Bleachery Dam Fish Passage Improvement Project
Project completed September 2005
The Charles River supports one of the largest river herring runs in Massachusetts Bay and is being used as a donor population for restoration efforts in the nearby Neponset and Ipswich Rivers. Yet, fish passage along the 80-mile Charles River is impeded by low flows, especially during the dry summer months, and a series of 20 dams, which have created ponded, slowing moving waters. Although recent improvements by the State, including replacement of the baffles in the Watertown Dam fish ladder, only 20% (as compared to a desired 90%) of the river herring that migrate up the river traverse past Watertown Dam to spawn according to U.S. Fish and Wildlife Service (USFWS). Moving upstream from Watertown Dam, fish pass the Bemis Dam freely because of a breach 25 years ago. Upstream of the Bemis Dam, Bleachery Dam in Waltham has provided a challenge to fish attempting to traverse its height. The dam was partially breached on the Newton side for fish passage over ten years ago by the Metropolitan District Commission, forerunner to the MA Department of Conservation and Recreation (DCR), and provided some fish access, however, USFWS and the MA Division of Marine Fisheries (DMF) recommended an additional breach on the Waltham side (north side) of the dam to significantly improve fish passage.
Goals and Objectives
CRWA worked with DCR and DMF to create an additional passageway for fish on the north side of the river. This project allows anadromous fish (fish that spend most of their lives at sea and return to freshwater to spawn) to run more easily from Boston Harbor to Moody Street in Waltham, where the next dam is located, and have access to additional spawning grounds. DCR and DMF have committed to providing the labor and materials to partially breach the dam to the maximum financial extent possible. CRWA efforts included facilitation of the restoration work, preparation and submission of local permit application to the Waltham Conservation Commission, and coordination with the U.S. Army Corps of Engineers (ACOE) and other state agencies on other environmental permit requirements. This project is funded by the Massachusetts
- Coordinate with DCR, DMF, MA Riverways, and ACOE. CRWA worked with our project partners to determine all of the necessary environmental permits for this project, prepare and submit the local conservation commission permit and coordinate development of other permit applications.
- Apply for Permit. CRWA prepared and submitted a Request for Determination of Applicability form to the Waltham Conservation Commission, which described the work proposed in the Charles River and measures to mitigate impacts. CRWA and DCR attended a Waltham Conservation Commission hearing to present the proposed work and address the committee members and the public's concerns and questions about the project.
- Monitor/Count Fish. Upon the completion of the breach on the north side of the dam, CRWA attempted to count fish at Watertown and Bleachery Dams.

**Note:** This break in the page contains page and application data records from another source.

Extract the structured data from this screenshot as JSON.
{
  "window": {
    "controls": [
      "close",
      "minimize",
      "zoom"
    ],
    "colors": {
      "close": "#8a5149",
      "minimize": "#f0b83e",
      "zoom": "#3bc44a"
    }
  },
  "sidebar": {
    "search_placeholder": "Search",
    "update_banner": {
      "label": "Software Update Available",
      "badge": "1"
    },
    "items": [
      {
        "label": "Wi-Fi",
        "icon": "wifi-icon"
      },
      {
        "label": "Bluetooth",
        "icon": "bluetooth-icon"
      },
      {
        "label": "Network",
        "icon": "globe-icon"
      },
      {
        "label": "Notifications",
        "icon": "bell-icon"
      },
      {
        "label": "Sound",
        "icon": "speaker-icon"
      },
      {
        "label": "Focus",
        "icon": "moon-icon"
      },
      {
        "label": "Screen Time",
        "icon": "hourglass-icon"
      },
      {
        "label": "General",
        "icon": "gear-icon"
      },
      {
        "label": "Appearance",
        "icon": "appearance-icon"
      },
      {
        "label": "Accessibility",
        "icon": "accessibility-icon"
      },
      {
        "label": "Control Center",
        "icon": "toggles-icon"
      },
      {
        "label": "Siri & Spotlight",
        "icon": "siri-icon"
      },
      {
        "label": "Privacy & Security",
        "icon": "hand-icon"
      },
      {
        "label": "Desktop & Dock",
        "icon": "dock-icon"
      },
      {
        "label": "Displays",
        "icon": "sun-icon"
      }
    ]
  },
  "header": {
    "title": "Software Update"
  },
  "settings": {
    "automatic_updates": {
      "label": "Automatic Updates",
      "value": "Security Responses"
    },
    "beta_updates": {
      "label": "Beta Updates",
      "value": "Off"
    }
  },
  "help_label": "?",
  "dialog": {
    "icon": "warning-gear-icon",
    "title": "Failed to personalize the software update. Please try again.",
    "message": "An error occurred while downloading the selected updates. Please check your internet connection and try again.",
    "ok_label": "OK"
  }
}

Completed in September 2005, the second opening on the north side of Bleachery Dam was installed and is in working order. Fish in the river now have better passage through Bleachery Dam as they can now swim along the sides of the river and traverse the dam on both the north and south sides.